- **Assignment**
Please copy every line below that contains the string "系列直播".
-.-.-
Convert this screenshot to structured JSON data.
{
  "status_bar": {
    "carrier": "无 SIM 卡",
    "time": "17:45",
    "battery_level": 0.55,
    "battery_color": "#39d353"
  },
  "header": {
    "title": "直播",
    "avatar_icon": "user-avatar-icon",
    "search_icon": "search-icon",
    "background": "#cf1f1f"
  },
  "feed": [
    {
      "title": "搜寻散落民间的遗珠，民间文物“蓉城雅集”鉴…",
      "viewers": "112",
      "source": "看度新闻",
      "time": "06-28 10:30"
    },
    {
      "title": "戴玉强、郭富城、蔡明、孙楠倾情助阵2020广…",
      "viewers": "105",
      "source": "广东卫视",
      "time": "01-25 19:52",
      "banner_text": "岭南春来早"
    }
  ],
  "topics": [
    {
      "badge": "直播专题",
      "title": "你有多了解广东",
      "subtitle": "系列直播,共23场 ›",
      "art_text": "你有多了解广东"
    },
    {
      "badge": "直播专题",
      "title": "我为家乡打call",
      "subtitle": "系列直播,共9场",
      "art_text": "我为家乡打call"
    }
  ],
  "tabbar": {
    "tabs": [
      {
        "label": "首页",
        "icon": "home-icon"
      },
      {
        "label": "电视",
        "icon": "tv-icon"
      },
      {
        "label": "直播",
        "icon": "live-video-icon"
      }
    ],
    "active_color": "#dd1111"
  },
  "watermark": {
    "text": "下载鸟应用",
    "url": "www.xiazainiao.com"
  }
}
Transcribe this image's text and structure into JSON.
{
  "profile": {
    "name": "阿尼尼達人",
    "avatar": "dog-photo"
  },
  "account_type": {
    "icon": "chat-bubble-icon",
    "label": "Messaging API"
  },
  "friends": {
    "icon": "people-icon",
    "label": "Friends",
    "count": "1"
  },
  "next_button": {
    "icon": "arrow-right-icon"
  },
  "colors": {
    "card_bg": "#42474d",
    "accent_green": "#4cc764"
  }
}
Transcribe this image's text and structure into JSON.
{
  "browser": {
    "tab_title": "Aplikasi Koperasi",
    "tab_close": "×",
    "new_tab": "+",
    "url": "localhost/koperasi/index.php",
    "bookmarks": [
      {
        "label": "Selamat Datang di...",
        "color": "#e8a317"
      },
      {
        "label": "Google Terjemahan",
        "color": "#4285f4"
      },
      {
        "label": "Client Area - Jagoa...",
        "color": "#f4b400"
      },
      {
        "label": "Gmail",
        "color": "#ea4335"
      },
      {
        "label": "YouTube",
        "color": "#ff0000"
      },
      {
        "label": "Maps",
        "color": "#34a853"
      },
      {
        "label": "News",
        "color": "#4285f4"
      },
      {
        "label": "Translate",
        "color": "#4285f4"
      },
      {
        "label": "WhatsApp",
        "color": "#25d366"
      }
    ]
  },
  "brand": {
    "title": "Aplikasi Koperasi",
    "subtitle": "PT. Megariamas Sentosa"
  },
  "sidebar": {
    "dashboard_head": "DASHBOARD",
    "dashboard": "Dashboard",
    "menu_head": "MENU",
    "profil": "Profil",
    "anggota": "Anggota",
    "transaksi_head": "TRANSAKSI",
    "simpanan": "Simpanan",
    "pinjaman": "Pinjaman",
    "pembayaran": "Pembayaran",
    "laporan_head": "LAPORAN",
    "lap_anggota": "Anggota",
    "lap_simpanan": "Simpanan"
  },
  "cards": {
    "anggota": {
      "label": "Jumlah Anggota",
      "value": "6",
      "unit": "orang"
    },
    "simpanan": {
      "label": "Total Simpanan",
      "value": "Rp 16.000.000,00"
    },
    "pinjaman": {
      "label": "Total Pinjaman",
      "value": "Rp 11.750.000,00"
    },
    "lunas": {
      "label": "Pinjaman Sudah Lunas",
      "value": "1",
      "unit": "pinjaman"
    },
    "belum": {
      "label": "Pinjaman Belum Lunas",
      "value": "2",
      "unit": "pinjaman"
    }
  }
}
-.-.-
- **Answer to the exercise**
      "subtitle": "系列直播,共23场 ›",
      "subtitle": "系列直播,共9场",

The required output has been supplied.